====== SUPPLIED RECORDS ======

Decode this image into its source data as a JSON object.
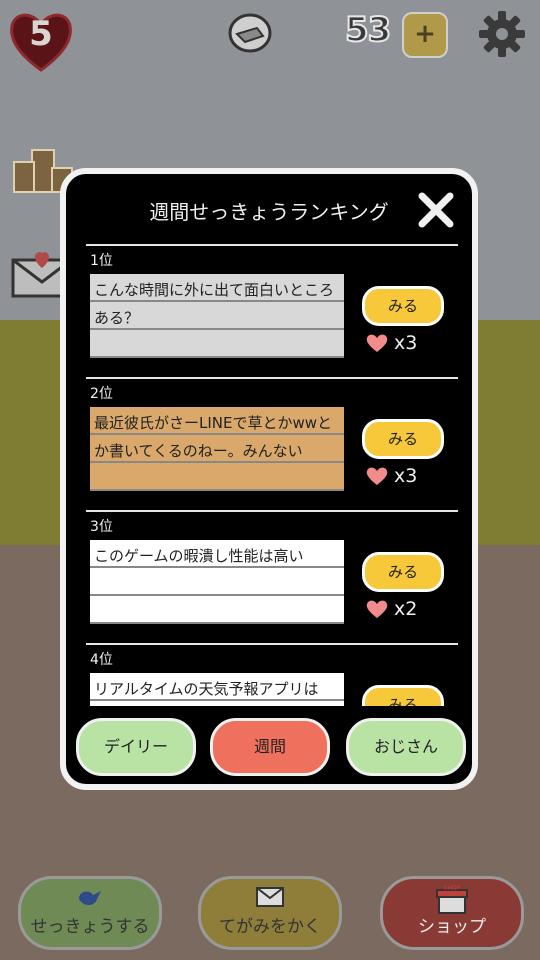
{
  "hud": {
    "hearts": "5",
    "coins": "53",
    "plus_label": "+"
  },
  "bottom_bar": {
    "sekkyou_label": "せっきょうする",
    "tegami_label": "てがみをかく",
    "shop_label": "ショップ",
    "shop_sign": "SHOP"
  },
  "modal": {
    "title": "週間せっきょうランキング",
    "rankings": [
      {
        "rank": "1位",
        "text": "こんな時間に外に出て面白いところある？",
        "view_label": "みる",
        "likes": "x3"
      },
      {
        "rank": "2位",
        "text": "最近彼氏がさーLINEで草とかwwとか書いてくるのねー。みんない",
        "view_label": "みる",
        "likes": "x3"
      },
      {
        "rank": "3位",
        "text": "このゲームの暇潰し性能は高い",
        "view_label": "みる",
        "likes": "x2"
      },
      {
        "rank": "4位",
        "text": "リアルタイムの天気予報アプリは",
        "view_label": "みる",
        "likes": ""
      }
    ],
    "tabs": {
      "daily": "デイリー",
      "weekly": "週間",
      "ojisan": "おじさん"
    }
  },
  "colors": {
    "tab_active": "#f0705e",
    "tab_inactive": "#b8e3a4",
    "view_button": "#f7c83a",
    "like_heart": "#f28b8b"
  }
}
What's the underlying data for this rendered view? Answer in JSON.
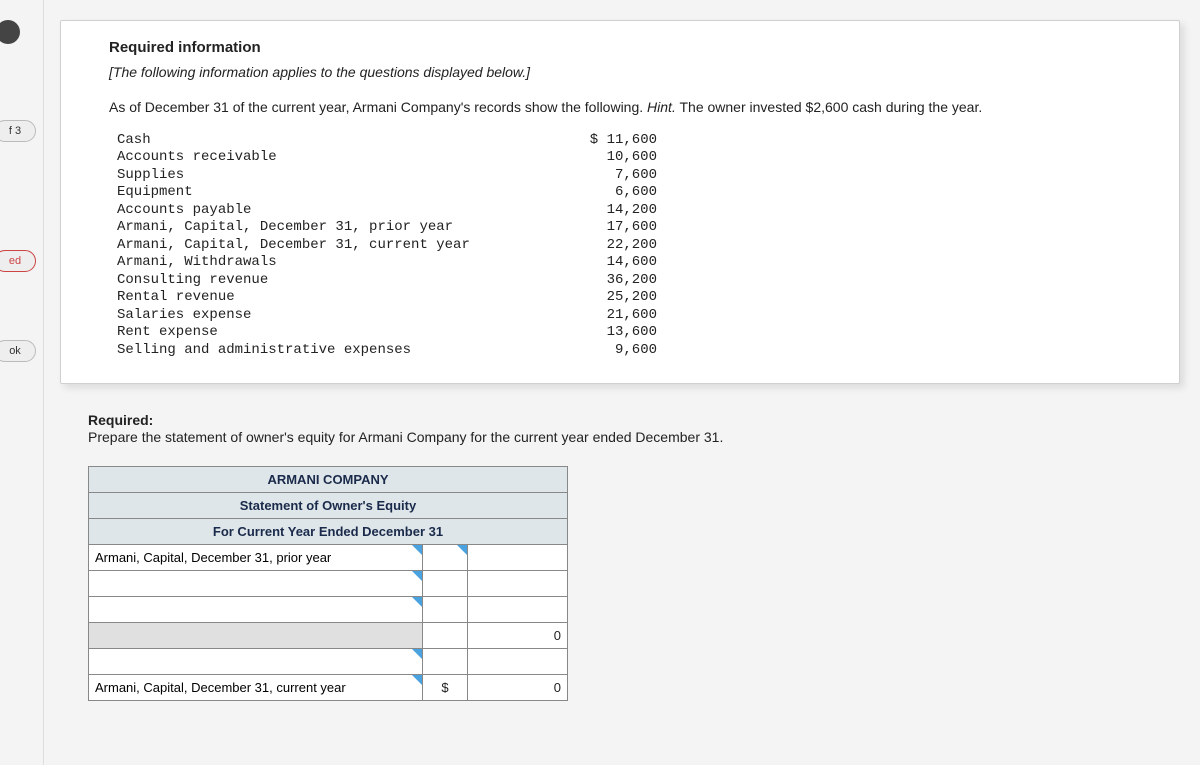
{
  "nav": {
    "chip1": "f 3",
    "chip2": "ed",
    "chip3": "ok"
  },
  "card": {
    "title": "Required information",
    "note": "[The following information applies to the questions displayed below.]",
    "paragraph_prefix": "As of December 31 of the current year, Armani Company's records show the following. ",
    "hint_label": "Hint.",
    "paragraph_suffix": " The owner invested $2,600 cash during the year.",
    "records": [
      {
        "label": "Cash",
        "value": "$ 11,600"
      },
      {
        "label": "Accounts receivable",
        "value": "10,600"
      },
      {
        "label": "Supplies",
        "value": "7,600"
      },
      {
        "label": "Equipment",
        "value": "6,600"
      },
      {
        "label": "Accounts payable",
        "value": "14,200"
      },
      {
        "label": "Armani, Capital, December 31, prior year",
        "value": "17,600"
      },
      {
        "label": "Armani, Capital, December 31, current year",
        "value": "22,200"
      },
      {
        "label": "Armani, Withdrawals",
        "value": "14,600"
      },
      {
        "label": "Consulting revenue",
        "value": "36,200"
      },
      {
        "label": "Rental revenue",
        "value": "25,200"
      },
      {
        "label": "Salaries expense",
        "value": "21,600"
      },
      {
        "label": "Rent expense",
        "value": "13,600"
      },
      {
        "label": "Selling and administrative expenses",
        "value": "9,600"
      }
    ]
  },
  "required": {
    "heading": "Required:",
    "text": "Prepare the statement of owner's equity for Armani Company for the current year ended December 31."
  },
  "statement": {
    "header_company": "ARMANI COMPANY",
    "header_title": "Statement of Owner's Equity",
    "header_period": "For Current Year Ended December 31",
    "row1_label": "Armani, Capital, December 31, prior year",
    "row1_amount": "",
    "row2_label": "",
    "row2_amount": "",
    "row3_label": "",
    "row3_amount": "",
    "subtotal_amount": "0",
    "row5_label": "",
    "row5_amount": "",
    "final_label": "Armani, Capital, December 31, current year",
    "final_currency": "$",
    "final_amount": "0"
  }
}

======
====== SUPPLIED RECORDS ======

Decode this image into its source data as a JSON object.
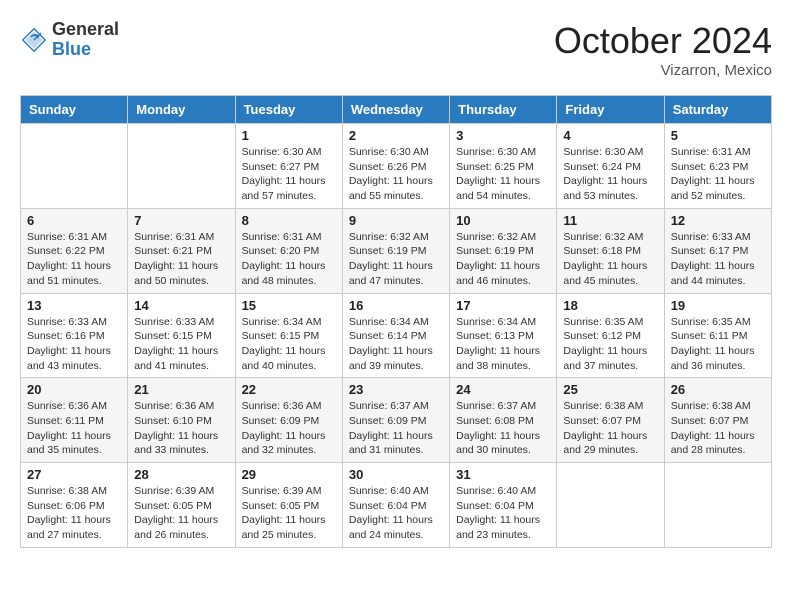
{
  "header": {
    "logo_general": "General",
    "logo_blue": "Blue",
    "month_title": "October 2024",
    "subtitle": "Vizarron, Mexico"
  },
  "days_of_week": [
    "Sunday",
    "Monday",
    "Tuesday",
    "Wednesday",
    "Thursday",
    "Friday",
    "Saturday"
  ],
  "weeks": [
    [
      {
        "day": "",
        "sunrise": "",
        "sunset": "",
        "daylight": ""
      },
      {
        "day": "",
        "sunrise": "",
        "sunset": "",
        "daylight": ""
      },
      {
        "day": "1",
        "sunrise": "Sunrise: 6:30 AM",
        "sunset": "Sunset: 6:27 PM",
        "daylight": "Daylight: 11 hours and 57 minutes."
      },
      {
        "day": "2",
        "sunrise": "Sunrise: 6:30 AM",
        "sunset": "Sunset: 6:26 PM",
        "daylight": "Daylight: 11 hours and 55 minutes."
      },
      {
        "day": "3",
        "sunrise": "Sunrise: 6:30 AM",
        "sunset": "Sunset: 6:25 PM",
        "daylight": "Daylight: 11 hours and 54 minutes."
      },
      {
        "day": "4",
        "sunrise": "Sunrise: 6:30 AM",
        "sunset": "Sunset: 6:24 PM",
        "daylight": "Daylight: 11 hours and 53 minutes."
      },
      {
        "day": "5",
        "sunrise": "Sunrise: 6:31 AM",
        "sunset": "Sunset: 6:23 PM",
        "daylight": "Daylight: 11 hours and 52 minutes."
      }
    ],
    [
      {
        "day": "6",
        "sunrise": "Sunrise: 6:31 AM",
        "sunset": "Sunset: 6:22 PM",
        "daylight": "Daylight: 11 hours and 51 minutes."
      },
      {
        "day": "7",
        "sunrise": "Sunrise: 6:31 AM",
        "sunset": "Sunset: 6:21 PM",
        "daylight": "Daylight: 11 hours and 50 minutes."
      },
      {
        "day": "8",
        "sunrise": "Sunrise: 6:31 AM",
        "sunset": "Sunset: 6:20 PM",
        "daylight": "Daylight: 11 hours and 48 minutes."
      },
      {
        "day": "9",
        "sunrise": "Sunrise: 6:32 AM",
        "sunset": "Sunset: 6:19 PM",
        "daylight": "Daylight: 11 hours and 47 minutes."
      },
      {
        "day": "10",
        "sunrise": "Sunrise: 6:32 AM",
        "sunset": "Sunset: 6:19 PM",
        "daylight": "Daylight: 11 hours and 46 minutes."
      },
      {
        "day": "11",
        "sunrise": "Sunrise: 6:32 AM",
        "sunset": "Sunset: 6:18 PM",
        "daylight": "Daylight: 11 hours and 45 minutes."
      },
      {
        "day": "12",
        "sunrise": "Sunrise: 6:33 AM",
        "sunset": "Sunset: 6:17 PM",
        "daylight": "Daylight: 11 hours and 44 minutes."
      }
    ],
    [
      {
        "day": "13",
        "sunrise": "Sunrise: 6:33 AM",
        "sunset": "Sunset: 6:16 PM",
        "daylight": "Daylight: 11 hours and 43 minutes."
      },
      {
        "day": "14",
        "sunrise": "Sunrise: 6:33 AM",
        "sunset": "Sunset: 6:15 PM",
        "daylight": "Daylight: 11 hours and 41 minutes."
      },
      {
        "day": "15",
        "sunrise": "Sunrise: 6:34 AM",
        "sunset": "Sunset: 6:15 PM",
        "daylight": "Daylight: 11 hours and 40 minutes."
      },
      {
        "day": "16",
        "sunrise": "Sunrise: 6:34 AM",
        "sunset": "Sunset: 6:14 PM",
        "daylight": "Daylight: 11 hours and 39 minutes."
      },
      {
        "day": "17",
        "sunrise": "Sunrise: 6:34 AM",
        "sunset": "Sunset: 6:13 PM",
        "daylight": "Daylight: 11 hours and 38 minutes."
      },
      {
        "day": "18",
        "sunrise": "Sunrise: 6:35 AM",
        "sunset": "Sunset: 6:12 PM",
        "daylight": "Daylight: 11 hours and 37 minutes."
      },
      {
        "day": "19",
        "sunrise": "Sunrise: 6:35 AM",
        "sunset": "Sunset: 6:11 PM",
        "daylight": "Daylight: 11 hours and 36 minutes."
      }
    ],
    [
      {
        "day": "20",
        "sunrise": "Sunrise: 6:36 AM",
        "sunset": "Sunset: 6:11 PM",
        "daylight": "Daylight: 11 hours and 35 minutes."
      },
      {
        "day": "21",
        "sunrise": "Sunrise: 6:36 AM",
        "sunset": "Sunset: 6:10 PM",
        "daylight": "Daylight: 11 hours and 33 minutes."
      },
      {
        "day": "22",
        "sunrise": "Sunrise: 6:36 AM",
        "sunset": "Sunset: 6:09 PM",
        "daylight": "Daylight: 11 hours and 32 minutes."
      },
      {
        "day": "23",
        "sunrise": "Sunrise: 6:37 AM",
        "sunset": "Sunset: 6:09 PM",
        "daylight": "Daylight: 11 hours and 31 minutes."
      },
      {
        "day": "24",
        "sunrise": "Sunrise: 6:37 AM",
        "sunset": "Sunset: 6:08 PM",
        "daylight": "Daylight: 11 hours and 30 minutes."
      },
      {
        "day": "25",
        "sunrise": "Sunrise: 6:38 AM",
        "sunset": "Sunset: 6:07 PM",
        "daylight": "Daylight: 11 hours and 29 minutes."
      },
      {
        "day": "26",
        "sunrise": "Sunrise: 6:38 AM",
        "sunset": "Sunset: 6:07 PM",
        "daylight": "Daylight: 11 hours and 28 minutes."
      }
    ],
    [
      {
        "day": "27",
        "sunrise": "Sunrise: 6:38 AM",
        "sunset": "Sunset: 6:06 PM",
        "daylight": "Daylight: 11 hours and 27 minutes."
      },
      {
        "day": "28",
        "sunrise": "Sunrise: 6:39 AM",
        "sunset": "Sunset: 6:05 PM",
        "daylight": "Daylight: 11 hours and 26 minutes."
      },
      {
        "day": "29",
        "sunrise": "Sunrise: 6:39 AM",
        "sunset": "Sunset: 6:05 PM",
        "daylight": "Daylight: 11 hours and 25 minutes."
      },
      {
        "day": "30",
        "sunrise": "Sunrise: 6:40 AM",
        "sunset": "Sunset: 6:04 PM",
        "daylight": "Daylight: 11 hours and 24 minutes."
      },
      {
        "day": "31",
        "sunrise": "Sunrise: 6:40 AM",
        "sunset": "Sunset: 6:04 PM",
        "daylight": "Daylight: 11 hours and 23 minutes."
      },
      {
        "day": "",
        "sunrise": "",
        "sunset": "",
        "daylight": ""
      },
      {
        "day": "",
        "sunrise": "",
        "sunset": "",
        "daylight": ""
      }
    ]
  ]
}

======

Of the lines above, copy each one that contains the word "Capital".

* **EXERCISE SOLUTION**:
        "label": "Armani, Capital, December 31, prior year",
        "label": "Armani, Capital, December 31, current year",
    "row1_label": "Armani, Capital, December 31, prior year",
    "final_label": "Armani, Capital, December 31, current year",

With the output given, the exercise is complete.